As mentioned, the warm air "heat riser tube" from the manifold was intended to add warm air during the colder days. It did not really do much in warm summer months, which these days is all we drive them. So as long as your inlet tube "door" is open to fresh air all the time, don't worry about it. Your boost valve would be the only thing I would want to work. My 71 M code does not have that system, so I don't know much if anything about it.

As for EFI, your choice. To me, it's a lot of money considering the work needed to add it for the amount it saves in the long run over a good carb setup correctly. As you live basically in my neck of the woods, we are typically only able to drive from maybe mid April to the end of October and put on about 1500 -2000 Kms. a year. As I said, your choice and granted, there may be other minor benefits to EFI, just not for me.

Geoff.

 I learn something new every day!

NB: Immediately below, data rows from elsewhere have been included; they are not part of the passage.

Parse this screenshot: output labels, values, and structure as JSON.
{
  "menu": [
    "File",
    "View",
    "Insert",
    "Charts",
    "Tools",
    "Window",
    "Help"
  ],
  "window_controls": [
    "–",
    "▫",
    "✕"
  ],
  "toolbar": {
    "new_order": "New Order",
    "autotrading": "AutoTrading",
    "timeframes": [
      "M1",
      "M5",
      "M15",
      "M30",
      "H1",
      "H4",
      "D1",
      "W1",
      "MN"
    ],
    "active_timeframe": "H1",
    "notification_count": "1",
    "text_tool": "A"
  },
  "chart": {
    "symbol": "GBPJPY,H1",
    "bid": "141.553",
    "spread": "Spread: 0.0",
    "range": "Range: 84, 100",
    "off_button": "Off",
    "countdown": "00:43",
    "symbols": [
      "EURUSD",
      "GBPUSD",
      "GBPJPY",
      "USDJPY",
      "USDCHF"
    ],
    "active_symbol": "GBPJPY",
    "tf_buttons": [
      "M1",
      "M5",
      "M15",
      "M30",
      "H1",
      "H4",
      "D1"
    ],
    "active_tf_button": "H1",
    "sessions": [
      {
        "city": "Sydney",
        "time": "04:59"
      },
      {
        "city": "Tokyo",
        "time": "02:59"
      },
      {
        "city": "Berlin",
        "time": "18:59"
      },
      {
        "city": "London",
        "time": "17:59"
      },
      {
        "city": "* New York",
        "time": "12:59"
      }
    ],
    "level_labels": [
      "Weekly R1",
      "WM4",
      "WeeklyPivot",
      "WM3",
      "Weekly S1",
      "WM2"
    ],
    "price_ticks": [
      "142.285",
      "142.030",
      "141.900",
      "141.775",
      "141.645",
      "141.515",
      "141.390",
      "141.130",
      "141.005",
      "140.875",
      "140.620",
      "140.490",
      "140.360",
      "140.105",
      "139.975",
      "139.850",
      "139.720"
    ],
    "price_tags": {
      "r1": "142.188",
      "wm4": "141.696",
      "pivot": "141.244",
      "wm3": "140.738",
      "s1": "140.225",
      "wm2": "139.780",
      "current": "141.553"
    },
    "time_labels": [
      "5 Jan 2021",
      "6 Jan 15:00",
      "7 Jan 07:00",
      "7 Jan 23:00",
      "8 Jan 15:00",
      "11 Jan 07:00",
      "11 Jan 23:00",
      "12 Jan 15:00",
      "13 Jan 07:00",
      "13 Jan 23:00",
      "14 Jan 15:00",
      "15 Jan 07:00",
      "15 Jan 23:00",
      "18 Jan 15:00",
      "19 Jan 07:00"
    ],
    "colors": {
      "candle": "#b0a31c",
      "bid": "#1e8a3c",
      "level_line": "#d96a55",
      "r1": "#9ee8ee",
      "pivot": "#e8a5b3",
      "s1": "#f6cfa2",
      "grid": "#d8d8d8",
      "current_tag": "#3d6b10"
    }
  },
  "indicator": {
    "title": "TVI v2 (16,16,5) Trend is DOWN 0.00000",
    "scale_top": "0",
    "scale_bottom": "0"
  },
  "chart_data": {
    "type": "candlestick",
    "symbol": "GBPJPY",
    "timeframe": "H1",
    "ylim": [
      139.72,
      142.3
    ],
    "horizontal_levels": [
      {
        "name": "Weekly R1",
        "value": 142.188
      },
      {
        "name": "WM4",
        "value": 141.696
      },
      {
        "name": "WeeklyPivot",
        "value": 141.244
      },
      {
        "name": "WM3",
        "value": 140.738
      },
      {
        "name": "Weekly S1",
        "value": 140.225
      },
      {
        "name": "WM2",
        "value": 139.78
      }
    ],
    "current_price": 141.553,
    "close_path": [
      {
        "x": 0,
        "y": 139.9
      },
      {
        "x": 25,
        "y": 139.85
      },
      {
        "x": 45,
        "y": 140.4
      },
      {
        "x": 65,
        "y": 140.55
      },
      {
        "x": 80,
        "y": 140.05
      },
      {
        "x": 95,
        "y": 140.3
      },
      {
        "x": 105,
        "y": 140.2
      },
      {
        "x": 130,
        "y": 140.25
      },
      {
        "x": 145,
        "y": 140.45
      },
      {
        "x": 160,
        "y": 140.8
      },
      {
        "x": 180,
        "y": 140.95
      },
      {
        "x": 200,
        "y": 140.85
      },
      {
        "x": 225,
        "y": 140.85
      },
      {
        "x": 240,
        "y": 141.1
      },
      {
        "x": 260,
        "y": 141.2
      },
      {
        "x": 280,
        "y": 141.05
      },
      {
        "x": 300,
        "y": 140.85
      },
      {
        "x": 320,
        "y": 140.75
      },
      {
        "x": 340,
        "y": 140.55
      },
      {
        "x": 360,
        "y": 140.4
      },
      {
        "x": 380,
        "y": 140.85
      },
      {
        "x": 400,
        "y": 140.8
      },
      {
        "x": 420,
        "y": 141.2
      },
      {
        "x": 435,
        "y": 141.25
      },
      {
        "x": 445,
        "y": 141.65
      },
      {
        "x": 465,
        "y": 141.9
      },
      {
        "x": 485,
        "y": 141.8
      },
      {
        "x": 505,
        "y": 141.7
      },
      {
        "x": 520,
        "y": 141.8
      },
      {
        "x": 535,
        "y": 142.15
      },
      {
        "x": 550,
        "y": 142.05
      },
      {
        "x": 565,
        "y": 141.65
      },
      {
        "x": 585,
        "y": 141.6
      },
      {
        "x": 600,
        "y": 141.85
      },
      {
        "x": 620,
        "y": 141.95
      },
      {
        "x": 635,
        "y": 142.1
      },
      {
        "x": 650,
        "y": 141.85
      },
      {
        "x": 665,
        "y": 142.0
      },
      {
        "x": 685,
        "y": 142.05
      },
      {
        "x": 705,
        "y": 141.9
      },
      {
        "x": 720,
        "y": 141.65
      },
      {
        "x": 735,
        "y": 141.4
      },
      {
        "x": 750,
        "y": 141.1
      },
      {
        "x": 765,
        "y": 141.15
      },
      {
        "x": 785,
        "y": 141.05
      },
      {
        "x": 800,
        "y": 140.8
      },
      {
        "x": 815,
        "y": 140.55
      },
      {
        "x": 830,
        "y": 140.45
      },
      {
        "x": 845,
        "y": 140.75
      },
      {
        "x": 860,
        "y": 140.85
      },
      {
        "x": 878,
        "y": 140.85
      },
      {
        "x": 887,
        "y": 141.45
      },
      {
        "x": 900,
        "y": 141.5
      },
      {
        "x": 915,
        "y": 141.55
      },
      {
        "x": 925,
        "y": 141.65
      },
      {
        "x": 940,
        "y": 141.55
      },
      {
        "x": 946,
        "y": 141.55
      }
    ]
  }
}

Link to comment
Share on other sites

My thoughts on EFI are that you could buy a brand new carb every year for the next 5 years and still spend less. The EFI unit is typically only the tip of the iceberg. You then have the pump, lines and tank setup to contend with. Even if you are doing it yourself, plan on a $2k budget and several weekends of work at a minimum. From online accounts, they also don't like dual plenum intakes, so you need to account for that.

 

As an aside, I did see an install where the owner used a 5.0L Fox Mustang pump module and sender, which dropped right into the vapor separator location with a minor modification.

 

 

Link to comment
Share on other sites

Fox body pump? Interesting.

 

I think I’m a little crazy, I’ve had it out about 200 miles since March 25th? So early with the mild winter and the now completely clean roads, so I drive it all the time.

 

But that said you are right I am out a little early... later I. The year I’m hoping it will start and idle a little easier!

 

Cheers!

Link to comment
Share on other sites

Join the conversation

You can post now and register later. If you have an account, sign in now to post with your account.

Guest
Reply to this topic...

×   Pasted as rich text.   Paste as plain text instead

  Only 75 emoji are allowed.

×   Your link has been automatically embedded.   Display as a link instead

×   Your previous content has been restored.   Clear editor

×   You cannot paste images directly. Upload or insert images from URL.

 Share

  • Recently Browsing   0 members

    • No registered users viewing this page.
×
×
  • Create New...